Living Your Questions

Finding One’s Joy through Painting

This grant to Turning Point: The Center for Hope and Healing, which serves the Kansas City metro area, illustrates MetaCancer’s commitment to creative expression as a way to improve the lives of people living with metastatic cancer. In this case, Turning Point hosted several sessions of a program titled “Living Your Questions Now: Finding One’s Joy through Painting.” The sessions were facilitated by Cindy Molini, M.A., co-founder of the nonprofit Center for Expressive Arts, and Dan Carrel, Ph.D., an artist who is the director of the Center’s Artists in Residence Program.

“Living Your Questions Now: Finding One’s Joy Through Painting” uses a painting process developed by Carrel, emphasizing the notion of chaos as a starting point. Making meaning out of chaos becomes the underlying metaphor for negotiating the world, particularly when faced with metastatic cancer. Participants learn how to literally see patterns in the chaos. The process does not require prior artistic training, but assumes that all people have the capacity to recognize these underlying patterns. Some painting techniques are minimally employed, but the clear emphasis is upon joyful discovery of one’s innate ability. The journaling aspect of the process is facilitated by Molini and uses various prompts from literature, organized around themes such as “Dealing with Chaos” and “Finding Peace in the Present Moment.”

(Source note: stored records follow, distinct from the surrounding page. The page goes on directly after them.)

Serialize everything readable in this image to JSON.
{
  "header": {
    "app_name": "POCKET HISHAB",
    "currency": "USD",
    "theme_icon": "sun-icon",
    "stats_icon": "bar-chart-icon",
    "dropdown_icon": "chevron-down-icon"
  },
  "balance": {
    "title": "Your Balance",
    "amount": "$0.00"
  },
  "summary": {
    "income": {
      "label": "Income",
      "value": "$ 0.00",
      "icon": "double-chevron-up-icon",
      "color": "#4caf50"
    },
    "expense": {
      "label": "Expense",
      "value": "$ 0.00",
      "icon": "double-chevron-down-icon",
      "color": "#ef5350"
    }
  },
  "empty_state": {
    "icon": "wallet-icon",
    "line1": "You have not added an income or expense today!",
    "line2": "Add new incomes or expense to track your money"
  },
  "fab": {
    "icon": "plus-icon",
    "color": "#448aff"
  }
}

Comments from participants:

  This experience of learning to paint a landscape has been quite an eye-opener. I didn’t think I could do this. Now, I realize, I need to do more things like this. I felt better once we got started. I forgot about my own stuff for awhile. I also learned so much from the experiences of others.
  I really liked the painting and hand-outs together. I liked reading the poetry pieces out loud and then hearing what others had to say. This was a good way to get us relaxed before starting to paint.
  I loved this class. I loved the people. We all share many of the same hopes and fears. Even though I came to class tired—especially after treatment that day—I usually found that I was energized by just being here.